Severe Weather Forecast For Monday-Tuesday

Timing of the Fropa has change over the past couple model runs and has held off the front until Tuesday. The severe weather threat looks to be the greatest on Tuesday across the region along the cold front.

GFS is a little wacky and still is a little too fast with this system, so I will trust the Euro and wait for the NAM's output. As of the 18z model runs, the GFS is a little faster and less amplified than the Euro. The GFS practically moves any chance of severe weather over central Nebraska. Also, 18z GFS shows a lee cyclone setting up over northeastern Colorado which could help turn winds easterly across northern Kansas and Central Nebraska increasing the chance of tornadoes across those regions, on the other hand, the bulk shear lies over southeast Wyoming and the Panhandle of Nebraska.

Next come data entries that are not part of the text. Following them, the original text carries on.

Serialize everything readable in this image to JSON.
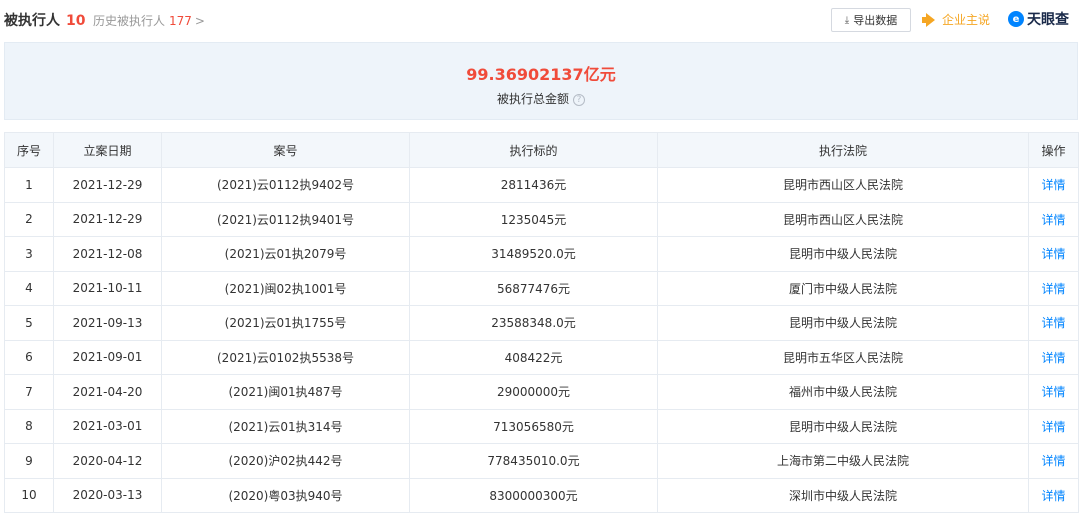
{
  "header": {
    "title": "被执行人",
    "count": "10",
    "history_label": "历史被执行人",
    "history_count": "177",
    "history_chevron": ">",
    "export_label": "导出数据",
    "enterprise_say_label": "企业主说",
    "brand_name": "天眼查",
    "icons": {
      "export": "download-icon",
      "enterprise_say": "speaker-icon",
      "brand": "tianyancha-logo"
    }
  },
  "summary": {
    "amount": "99.36902137亿元",
    "label": "被执行总金额",
    "help": "?"
  },
  "table": {
    "headers": [
      "序号",
      "立案日期",
      "案号",
      "执行标的",
      "执行法院",
      "操作"
    ],
    "rows": [
      {
        "index": "1",
        "date": "2021-12-29",
        "case_no": "(2021)云0112执9402号",
        "amount": "2811436元",
        "court": "昆明市西山区人民法院",
        "action": "详情"
      },
      {
        "index": "2",
        "date": "2021-12-29",
        "case_no": "(2021)云0112执9401号",
        "amount": "1235045元",
        "court": "昆明市西山区人民法院",
        "action": "详情"
      },
      {
        "index": "3",
        "date": "2021-12-08",
        "case_no": "(2021)云01执2079号",
        "amount": "31489520.0元",
        "court": "昆明市中级人民法院",
        "action": "详情"
      },
      {
        "index": "4",
        "date": "2021-10-11",
        "case_no": "(2021)闽02执1001号",
        "amount": "56877476元",
        "court": "厦门市中级人民法院",
        "action": "详情"
      },
      {
        "index": "5",
        "date": "2021-09-13",
        "case_no": "(2021)云01执1755号",
        "amount": "23588348.0元",
        "court": "昆明市中级人民法院",
        "action": "详情"
      },
      {
        "index": "6",
        "date": "2021-09-01",
        "case_no": "(2021)云0102执5538号",
        "amount": "408422元",
        "court": "昆明市五华区人民法院",
        "action": "详情"
      },
      {
        "index": "7",
        "date": "2021-04-20",
        "case_no": "(2021)闽01执487号",
        "amount": "29000000元",
        "court": "福州市中级人民法院",
        "action": "详情"
      },
      {
        "index": "8",
        "date": "2021-03-01",
        "case_no": "(2021)云01执314号",
        "amount": "713056580元",
        "court": "昆明市中级人民法院",
        "action": "详情"
      },
      {
        "index": "9",
        "date": "2020-04-12",
        "case_no": "(2020)沪02执442号",
        "amount": "778435010.0元",
        "court": "上海市第二中级人民法院",
        "action": "详情"
      },
      {
        "index": "10",
        "date": "2020-03-13",
        "case_no": "(2020)粤03执940号",
        "amount": "8300000300元",
        "court": "深圳市中级人民法院",
        "action": "详情"
      }
    ]
  },
  "colors": {
    "accent_red": "#f04b3a",
    "link_blue": "#0084ff",
    "orange": "#f5a623",
    "summary_bg": "#eef4fa",
    "header_bg": "#f3f7fb"
  }
}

Euro looks the most promising for a potential severe weather event across Southeast Wyoming and the Nebraska Panhandle. Trough is a little more amplified compared to the GFS and is a little slower. Lack details from the Euro, so will wait until tomorrow's NAM to get it's details as it appear the NAM and Euro are showing similar results through Monday. Forecast updates will be done through the weekend.